All entries must be repeated exactly. No picture should appear in the result.

------------

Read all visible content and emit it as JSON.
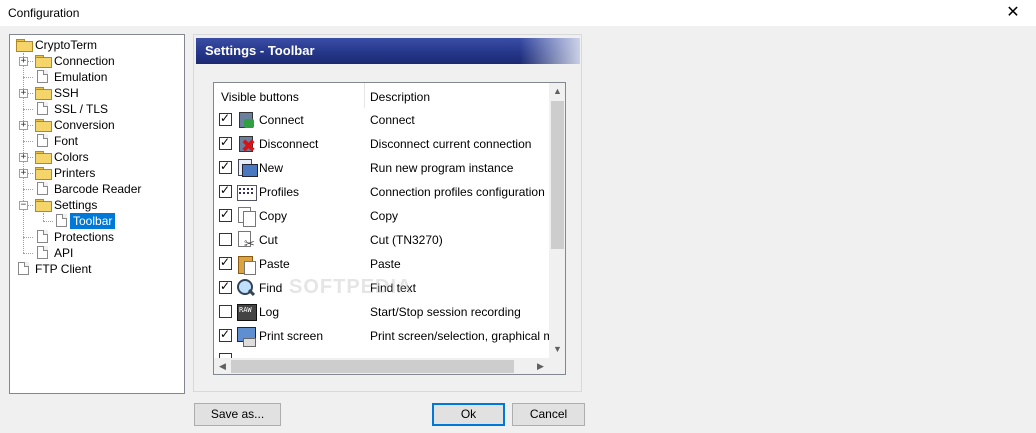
{
  "window": {
    "title": "Configuration",
    "close_glyph": "✕"
  },
  "tree": {
    "items": [
      {
        "label": "CryptoTerm",
        "icon": "folder-icon",
        "expander": ""
      },
      {
        "label": "Connection",
        "icon": "folder-icon",
        "expander": "+"
      },
      {
        "label": "Emulation",
        "icon": "document-icon",
        "expander": ""
      },
      {
        "label": "SSH",
        "icon": "folder-icon",
        "expander": "+"
      },
      {
        "label": "SSL / TLS",
        "icon": "document-icon",
        "expander": ""
      },
      {
        "label": "Conversion",
        "icon": "folder-icon",
        "expander": "+"
      },
      {
        "label": "Font",
        "icon": "document-icon",
        "expander": ""
      },
      {
        "label": "Colors",
        "icon": "folder-icon",
        "expander": "+"
      },
      {
        "label": "Printers",
        "icon": "folder-icon",
        "expander": "+"
      },
      {
        "label": "Barcode Reader",
        "icon": "document-icon",
        "expander": ""
      },
      {
        "label": "Settings",
        "icon": "folder-icon",
        "expander": "−"
      },
      {
        "label": "Toolbar",
        "icon": "document-icon",
        "expander": "",
        "selected": true
      },
      {
        "label": "Protections",
        "icon": "document-icon",
        "expander": ""
      },
      {
        "label": "API",
        "icon": "document-icon",
        "expander": ""
      },
      {
        "label": "FTP Client",
        "icon": "document-icon",
        "expander": ""
      }
    ]
  },
  "panel": {
    "header": "Settings - Toolbar",
    "columns": {
      "col1": "Visible buttons",
      "col2": "Description"
    },
    "rows": [
      {
        "name": "Connect",
        "desc": "Connect",
        "checked": true,
        "icon": "connect-icon"
      },
      {
        "name": "Disconnect",
        "desc": "Disconnect current connection",
        "checked": true,
        "icon": "disconnect-icon"
      },
      {
        "name": "New",
        "desc": "Run new program instance",
        "checked": true,
        "icon": "new-instance-icon"
      },
      {
        "name": "Profiles",
        "desc": "Connection profiles configuration",
        "checked": true,
        "icon": "profiles-icon"
      },
      {
        "name": "Copy",
        "desc": "Copy",
        "checked": true,
        "icon": "copy-icon"
      },
      {
        "name": "Cut",
        "desc": "Cut  (TN3270)",
        "checked": false,
        "icon": "cut-icon"
      },
      {
        "name": "Paste",
        "desc": "Paste",
        "checked": true,
        "icon": "paste-icon"
      },
      {
        "name": "Find",
        "desc": "Find text",
        "checked": true,
        "icon": "find-icon"
      },
      {
        "name": "Log",
        "desc": "Start/Stop session recording",
        "checked": false,
        "icon": "log-icon"
      },
      {
        "name": "Print screen",
        "desc": "Print screen/selection, graphical mo...",
        "checked": true,
        "icon": "print-screen-icon"
      }
    ],
    "watermark": "SOFTPEDIA"
  },
  "buttons": {
    "save_as": "Save as...",
    "ok": "Ok",
    "cancel": "Cancel"
  },
  "scroll": {
    "up": "▲",
    "down": "▼",
    "left": "◀",
    "right": "▶"
  }
}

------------

→ Answer below:
Read all visible content and emit it as JSON.
{
  "window": {
    "title": "Configuration",
    "close_glyph": "✕"
  },
  "tree": {
    "items": [
      {
        "label": "CryptoTerm",
        "icon": "folder-icon",
        "expander": ""
      },
      {
        "label": "Connection",
        "icon": "folder-icon",
        "expander": "+"
      },
      {
        "label": "Emulation",
        "icon": "document-icon",
        "expander": ""
      },
      {
        "label": "SSH",
        "icon": "folder-icon",
        "expander": "+"
      },
      {
        "label": "SSL / TLS",
        "icon": "document-icon",
        "expander": ""
      },
      {
        "label": "Conversion",
        "icon": "folder-icon",
        "expander": "+"
      },
      {
        "label": "Font",
        "icon": "document-icon",
        "expander": ""
      },
      {
        "label": "Colors",
        "icon": "folder-icon",
        "expander": "+"
      },
      {
        "label": "Printers",
        "icon": "folder-icon",
        "expander": "+"
      },
      {
        "label": "Barcode Reader",
        "icon": "document-icon",
        "expander": ""
      },
      {
        "label": "Settings",
        "icon": "folder-icon",
        "expander": "−"
      },
      {
        "label": "Toolbar",
        "icon": "document-icon",
        "expander": "",
        "selected": true
      },
      {
        "label": "Protections",
        "icon": "document-icon",
        "expander": ""
      },
      {
        "label": "API",
        "icon": "document-icon",
        "expander": ""
      },
      {
        "label": "FTP Client",
        "icon": "document-icon",
        "expander": ""
      }
    ]
  },
  "panel": {
    "header": "Settings - Toolbar",
    "columns": {
      "col1": "Visible buttons",
      "col2": "Description"
    },
    "rows": [
      {
        "name": "Connect",
        "desc": "Connect",
        "checked": true,
        "icon": "connect-icon"
      },
      {
        "name": "Disconnect",
        "desc": "Disconnect current connection",
        "checked": true,
        "icon": "disconnect-icon"
      },
      {
        "name": "New",
        "desc": "Run new program instance",
        "checked": true,
        "icon": "new-instance-icon"
      },
      {
        "name": "Profiles",
        "desc": "Connection profiles configuration",
        "checked": true,
        "icon": "profiles-icon"
      },
      {
        "name": "Copy",
        "desc": "Copy",
        "checked": true,
        "icon": "copy-icon"
      },
      {
        "name": "Cut",
        "desc": "Cut  (TN3270)",
        "checked": false,
        "icon": "cut-icon"
      },
      {
        "name": "Paste",
        "desc": "Paste",
        "checked": true,
        "icon": "paste-icon"
      },
      {
        "name": "Find",
        "desc": "Find text",
        "checked": true,
        "icon": "find-icon"
      },
      {
        "name": "Log",
        "desc": "Start/Stop session recording",
        "checked": false,
        "icon": "log-icon"
      },
      {
        "name": "Print screen",
        "desc": "Print screen/selection, graphical mo...",
        "checked": true,
        "icon": "print-screen-icon"
      }
    ],
    "watermark": "SOFTPEDIA"
  },
  "buttons": {
    "save_as": "Save as...",
    "ok": "Ok",
    "cancel": "Cancel"
  },
  "scroll": {
    "up": "▲",
    "down": "▼",
    "left": "◀",
    "right": "▶"
  }
}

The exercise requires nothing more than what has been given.